» **PROBLEM TO WORK ON**
Write out all of the records, keeping each one exactly as written.

= Beginning of Section =

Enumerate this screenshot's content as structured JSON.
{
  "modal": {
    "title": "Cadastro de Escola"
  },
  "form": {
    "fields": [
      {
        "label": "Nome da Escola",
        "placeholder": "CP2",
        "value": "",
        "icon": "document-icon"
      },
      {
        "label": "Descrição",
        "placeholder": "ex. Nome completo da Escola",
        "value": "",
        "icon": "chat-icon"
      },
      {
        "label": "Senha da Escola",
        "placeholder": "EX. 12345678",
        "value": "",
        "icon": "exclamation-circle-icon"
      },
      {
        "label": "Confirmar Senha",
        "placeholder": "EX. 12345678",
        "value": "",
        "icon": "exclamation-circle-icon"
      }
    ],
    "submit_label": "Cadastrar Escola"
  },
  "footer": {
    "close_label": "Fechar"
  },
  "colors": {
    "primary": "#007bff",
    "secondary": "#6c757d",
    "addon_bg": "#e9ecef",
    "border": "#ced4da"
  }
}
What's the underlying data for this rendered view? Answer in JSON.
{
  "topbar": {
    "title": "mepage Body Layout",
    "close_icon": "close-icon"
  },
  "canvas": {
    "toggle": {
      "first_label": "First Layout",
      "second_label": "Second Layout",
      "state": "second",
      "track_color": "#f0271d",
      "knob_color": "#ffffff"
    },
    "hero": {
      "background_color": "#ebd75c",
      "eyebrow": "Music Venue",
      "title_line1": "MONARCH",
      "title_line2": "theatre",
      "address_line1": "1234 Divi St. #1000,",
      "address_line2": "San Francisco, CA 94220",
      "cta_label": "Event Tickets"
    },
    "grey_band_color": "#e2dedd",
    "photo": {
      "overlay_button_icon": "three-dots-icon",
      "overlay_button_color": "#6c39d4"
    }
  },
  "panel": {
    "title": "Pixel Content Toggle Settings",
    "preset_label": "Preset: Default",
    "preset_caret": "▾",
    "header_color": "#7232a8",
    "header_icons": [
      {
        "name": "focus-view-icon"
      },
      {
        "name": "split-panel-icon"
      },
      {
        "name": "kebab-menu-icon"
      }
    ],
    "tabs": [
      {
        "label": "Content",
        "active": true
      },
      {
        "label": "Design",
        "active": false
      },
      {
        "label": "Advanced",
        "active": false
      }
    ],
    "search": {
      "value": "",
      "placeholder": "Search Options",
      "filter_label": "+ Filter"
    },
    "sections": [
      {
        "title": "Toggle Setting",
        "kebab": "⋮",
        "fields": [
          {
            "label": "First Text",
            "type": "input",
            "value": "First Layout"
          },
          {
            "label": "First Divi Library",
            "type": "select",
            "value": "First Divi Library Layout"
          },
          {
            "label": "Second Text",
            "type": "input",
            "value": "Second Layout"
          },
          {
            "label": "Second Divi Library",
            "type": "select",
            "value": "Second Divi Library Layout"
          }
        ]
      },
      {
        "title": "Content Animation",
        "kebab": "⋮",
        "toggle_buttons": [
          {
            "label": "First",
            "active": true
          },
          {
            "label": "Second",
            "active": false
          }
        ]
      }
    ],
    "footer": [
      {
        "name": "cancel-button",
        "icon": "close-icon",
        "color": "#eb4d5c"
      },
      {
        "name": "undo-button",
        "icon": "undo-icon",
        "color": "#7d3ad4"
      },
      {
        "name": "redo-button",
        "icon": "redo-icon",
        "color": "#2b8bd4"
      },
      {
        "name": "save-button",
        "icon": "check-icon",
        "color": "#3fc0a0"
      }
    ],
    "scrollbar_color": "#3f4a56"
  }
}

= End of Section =

» **RESULT BELOW**
Enumerate this screenshot's content as structured JSON.
{
  "modal": {
    "title": "Cadastro de Escola"
  },
  "form": {
    "fields": [
      {
        "label": "Nome da Escola",
        "placeholder": "CP2",
        "value": "",
        "icon": "document-icon"
      },
      {
        "label": "Descrição",
        "placeholder": "ex. Nome completo da Escola",
        "value": "",
        "icon": "chat-icon"
      },
      {
        "label": "Senha da Escola",
        "placeholder": "EX. 12345678",
        "value": "",
        "icon": "exclamation-circle-icon"
      },
      {
        "label": "Confirmar Senha",
        "placeholder": "EX. 12345678",
        "value": "",
        "icon": "exclamation-circle-icon"
      }
    ],
    "submit_label": "Cadastrar Escola"
  },
  "footer": {
    "close_label": "Fechar"
  },
  "colors": {
    "primary": "#007bff",
    "secondary": "#6c757d",
    "addon_bg": "#e9ecef",
    "border": "#ced4da"
  }
}
What's the underlying data for this rendered view? Answer in JSON.
{
  "topbar": {
    "title": "mepage Body Layout",
    "close_icon": "close-icon"
  },
  "canvas": {
    "toggle": {
      "first_label": "First Layout",
      "second_label": "Second Layout",
      "state": "second",
      "track_color": "#f0271d",
      "knob_color": "#ffffff"
    },
    "hero": {
      "background_color": "#ebd75c",
      "eyebrow": "Music Venue",
      "title_line1": "MONARCH",
      "title_line2": "theatre",
      "address_line1": "1234 Divi St. #1000,",
      "address_line2": "San Francisco, CA 94220",
      "cta_label": "Event Tickets"
    },
    "grey_band_color": "#e2dedd",
    "photo": {
      "overlay_button_icon": "three-dots-icon",
      "overlay_button_color": "#6c39d4"
    }
  },
  "panel": {
    "title": "Pixel Content Toggle Settings",
    "preset_label": "Preset: Default",
    "preset_caret": "▾",
    "header_color": "#7232a8",
    "header_icons": [
      {
        "name": "focus-view-icon"
      },
      {
        "name": "split-panel-icon"
      },
      {
        "name": "kebab-menu-icon"
      }
    ],
    "tabs": [
      {
        "label": "Content",
        "active": true
      },
      {
        "label": "Design",
        "active": false
      },
      {
        "label": "Advanced",
        "active": false
      }
    ],
    "search": {
      "value": "",
      "placeholder": "Search Options",
      "filter_label": "+ Filter"
    },
    "sections": [
      {
        "title": "Toggle Setting",
        "kebab": "⋮",
        "fields": [
          {
            "label": "First Text",
            "type": "input",
            "value": "First Layout"
          },
          {
            "label": "First Divi Library",
            "type": "select",
            "value": "First Divi Library Layout"
          },
          {
            "label": "Second Text",
            "type": "input",
            "value": "Second Layout"
          },
          {
            "label": "Second Divi Library",
            "type": "select",
            "value": "Second Divi Library Layout"
          }
        ]
      },
      {
        "title": "Content Animation",
        "kebab": "⋮",
        "toggle_buttons": [
          {
            "label": "First",
            "active": true
          },
          {
            "label": "Second",
            "active": false
          }
        ]
      }
    ],
    "footer": [
      {
        "name": "cancel-button",
        "icon": "close-icon",
        "color": "#eb4d5c"
      },
      {
        "name": "undo-button",
        "icon": "undo-icon",
        "color": "#7d3ad4"
      },
      {
        "name": "redo-button",
        "icon": "redo-icon",
        "color": "#2b8bd4"
      },
      {
        "name": "save-button",
        "icon": "check-icon",
        "color": "#3fc0a0"
      }
    ],
    "scrollbar_color": "#3f4a56"
  }
}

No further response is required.